Work request |
Within the records, determine how many lines contain the word "Follow". Your reply must consist of that number only.
== Available data ==
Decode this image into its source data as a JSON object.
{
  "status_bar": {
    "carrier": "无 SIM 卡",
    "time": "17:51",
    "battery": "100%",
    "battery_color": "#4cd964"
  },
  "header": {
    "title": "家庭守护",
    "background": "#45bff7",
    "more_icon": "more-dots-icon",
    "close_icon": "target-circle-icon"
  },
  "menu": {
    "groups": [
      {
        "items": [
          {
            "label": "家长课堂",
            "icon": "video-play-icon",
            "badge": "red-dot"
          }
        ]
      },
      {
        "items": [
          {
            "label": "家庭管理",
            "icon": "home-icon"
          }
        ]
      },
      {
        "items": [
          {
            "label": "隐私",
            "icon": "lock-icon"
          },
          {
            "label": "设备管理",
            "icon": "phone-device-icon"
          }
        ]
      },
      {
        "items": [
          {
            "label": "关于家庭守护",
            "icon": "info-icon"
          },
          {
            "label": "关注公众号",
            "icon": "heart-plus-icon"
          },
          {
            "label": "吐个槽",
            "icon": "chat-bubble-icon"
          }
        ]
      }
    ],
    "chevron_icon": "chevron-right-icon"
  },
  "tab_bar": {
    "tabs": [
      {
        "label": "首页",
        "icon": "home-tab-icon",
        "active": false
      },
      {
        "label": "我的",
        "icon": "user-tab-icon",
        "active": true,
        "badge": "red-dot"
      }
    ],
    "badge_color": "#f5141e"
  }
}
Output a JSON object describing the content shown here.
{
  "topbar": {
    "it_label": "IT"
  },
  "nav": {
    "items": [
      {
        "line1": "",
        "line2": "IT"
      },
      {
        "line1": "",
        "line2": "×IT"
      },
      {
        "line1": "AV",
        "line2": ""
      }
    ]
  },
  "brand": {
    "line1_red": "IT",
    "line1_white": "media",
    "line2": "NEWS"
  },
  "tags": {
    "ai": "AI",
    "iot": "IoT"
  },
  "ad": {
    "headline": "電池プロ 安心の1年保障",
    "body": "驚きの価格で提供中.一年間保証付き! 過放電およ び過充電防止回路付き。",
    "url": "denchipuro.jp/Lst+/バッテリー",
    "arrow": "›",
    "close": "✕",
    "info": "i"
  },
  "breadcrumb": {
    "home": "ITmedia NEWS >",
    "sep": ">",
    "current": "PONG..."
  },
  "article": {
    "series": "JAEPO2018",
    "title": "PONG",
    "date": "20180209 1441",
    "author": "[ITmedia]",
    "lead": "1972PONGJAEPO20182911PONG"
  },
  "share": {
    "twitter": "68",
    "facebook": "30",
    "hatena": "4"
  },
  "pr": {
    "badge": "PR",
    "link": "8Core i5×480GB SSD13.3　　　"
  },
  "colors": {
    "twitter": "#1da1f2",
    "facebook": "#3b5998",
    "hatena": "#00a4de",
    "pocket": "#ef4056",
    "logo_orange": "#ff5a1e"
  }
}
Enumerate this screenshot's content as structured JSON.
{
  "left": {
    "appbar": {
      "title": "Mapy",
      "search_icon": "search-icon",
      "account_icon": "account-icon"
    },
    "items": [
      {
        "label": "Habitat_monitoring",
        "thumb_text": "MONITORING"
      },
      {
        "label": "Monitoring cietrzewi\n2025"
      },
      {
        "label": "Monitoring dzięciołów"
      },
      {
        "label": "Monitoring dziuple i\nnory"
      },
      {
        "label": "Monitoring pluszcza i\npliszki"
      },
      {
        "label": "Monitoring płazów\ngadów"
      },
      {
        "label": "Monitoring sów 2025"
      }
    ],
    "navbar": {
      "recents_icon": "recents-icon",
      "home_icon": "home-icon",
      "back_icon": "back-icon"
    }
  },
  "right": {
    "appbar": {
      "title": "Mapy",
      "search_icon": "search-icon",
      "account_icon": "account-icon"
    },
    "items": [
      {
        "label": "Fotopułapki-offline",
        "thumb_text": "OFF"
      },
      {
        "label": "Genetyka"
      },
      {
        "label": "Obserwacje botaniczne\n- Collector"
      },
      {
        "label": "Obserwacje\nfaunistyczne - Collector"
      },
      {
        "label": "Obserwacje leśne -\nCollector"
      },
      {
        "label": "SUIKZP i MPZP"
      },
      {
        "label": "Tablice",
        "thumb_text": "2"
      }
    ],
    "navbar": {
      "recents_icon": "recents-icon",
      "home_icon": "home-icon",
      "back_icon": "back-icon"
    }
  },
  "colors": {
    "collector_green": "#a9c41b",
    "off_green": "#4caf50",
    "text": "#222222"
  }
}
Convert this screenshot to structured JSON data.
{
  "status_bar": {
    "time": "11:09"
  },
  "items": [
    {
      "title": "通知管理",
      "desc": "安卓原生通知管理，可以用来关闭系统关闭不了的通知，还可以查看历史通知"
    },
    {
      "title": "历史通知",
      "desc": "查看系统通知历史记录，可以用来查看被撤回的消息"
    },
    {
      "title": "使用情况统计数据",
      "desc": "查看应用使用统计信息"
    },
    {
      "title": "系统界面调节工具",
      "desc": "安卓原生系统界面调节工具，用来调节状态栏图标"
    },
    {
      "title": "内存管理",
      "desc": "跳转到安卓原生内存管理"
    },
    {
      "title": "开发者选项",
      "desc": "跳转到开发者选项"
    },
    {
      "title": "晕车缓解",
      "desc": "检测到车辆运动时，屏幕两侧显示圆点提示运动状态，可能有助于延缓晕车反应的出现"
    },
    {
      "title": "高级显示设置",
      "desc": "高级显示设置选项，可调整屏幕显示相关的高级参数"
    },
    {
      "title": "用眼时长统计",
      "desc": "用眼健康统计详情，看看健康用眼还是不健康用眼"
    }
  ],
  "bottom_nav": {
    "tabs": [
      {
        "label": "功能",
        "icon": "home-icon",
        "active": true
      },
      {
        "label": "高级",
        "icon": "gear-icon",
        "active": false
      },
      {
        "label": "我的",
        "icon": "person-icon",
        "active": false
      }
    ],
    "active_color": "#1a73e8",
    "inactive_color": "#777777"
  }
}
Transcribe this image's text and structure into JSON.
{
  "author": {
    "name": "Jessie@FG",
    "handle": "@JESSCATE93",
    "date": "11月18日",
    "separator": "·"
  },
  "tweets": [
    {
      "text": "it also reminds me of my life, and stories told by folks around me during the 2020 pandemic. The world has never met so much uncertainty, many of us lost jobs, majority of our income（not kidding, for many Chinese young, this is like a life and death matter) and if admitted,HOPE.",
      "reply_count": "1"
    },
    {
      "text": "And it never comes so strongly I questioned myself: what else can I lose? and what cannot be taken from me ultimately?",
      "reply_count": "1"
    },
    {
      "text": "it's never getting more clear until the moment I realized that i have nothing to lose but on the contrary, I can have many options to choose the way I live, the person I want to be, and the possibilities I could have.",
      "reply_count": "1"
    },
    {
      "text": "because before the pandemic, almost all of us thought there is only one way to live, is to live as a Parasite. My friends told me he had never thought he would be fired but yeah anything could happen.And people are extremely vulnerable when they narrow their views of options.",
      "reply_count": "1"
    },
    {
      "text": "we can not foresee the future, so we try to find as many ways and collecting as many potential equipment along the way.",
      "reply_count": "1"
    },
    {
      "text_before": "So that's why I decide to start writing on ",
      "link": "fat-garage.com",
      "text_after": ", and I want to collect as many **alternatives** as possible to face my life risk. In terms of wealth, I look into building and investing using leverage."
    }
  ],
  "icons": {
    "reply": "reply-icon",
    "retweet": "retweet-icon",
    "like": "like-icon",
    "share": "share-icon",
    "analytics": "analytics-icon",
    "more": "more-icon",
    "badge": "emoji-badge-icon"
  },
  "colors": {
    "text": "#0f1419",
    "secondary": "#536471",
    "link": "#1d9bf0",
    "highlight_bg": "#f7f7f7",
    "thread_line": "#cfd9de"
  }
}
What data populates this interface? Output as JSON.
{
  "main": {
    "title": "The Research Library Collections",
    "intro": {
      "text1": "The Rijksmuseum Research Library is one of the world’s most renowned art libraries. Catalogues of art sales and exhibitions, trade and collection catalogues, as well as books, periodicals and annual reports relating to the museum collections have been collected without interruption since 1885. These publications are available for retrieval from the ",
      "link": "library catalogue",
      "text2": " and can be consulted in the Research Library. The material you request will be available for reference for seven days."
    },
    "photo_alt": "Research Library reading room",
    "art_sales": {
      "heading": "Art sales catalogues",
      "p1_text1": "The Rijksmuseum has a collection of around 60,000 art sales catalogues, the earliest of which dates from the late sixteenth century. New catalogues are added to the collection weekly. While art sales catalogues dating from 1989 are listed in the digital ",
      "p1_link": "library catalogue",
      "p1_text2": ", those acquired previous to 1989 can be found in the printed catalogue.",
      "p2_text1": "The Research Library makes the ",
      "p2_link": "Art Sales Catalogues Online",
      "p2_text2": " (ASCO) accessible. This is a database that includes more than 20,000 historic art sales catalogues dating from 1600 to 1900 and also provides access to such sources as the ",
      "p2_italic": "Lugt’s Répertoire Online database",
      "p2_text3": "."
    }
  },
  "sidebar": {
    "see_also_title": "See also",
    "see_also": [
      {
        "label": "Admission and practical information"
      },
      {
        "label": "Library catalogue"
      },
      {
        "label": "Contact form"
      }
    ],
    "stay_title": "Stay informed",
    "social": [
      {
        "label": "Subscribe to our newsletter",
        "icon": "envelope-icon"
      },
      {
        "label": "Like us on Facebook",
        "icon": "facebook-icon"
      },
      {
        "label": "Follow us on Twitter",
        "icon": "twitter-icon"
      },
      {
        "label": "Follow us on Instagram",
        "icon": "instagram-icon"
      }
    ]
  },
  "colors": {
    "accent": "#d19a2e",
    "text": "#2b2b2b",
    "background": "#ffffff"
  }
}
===
Written response |
2